### WORK TO COMPLETE
Count, in the data that follows, every line with the string "active", and give that count as the whole reply.

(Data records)
_ _ _ _ _
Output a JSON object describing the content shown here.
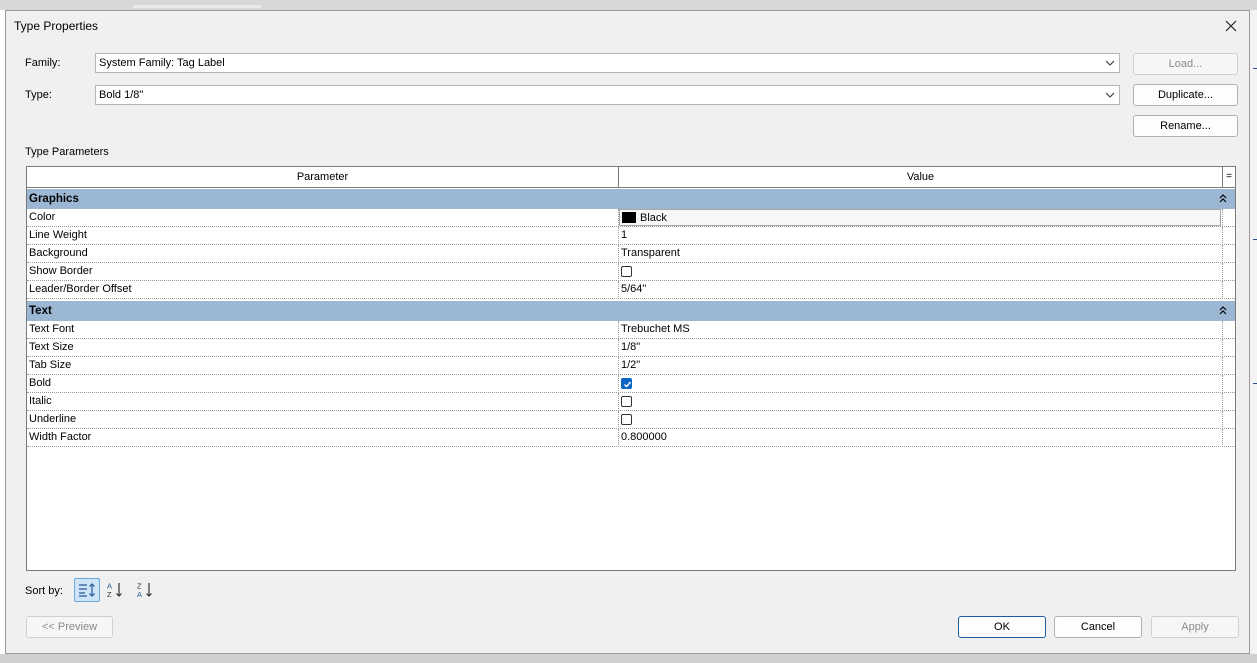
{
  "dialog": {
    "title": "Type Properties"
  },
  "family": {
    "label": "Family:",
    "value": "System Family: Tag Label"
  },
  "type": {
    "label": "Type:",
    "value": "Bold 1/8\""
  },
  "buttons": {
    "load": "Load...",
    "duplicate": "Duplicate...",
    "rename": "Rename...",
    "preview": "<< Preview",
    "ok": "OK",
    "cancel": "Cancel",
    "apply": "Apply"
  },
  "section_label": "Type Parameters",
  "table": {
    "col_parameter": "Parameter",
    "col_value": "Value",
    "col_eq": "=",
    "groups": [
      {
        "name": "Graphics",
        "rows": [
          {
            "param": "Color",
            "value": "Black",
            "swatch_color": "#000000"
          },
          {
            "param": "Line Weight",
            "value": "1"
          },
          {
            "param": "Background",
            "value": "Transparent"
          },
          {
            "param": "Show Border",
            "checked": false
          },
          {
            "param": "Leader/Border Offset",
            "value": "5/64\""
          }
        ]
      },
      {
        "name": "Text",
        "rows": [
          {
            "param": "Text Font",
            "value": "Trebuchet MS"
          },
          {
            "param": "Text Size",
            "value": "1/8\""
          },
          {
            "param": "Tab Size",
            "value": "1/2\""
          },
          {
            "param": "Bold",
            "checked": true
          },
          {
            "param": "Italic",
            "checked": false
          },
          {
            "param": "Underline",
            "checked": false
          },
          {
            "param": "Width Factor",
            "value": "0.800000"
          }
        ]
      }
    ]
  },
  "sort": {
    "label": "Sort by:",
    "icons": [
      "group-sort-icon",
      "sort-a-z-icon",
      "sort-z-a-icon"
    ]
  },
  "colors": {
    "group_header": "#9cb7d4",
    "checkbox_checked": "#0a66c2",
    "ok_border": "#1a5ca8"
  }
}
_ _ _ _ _
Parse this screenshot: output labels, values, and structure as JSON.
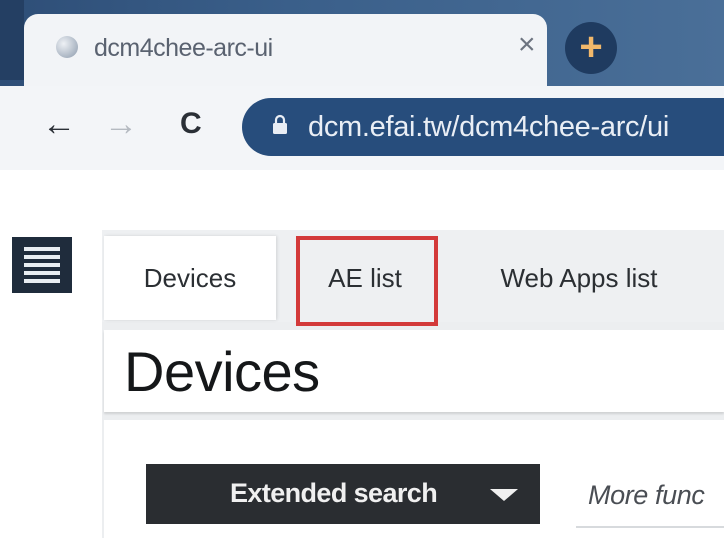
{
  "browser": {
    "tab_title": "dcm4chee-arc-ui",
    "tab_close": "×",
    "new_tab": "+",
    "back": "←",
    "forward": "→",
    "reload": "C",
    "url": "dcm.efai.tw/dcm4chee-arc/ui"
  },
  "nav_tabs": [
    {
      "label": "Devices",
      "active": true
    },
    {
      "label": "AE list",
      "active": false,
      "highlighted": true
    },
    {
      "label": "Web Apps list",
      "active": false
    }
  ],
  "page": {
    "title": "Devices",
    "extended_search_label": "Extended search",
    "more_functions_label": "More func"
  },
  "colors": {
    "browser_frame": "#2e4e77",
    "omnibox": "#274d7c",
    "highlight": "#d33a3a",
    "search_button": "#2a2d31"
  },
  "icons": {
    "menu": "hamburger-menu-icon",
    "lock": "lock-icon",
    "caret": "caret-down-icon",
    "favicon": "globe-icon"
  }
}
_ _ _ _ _
### REPLY
3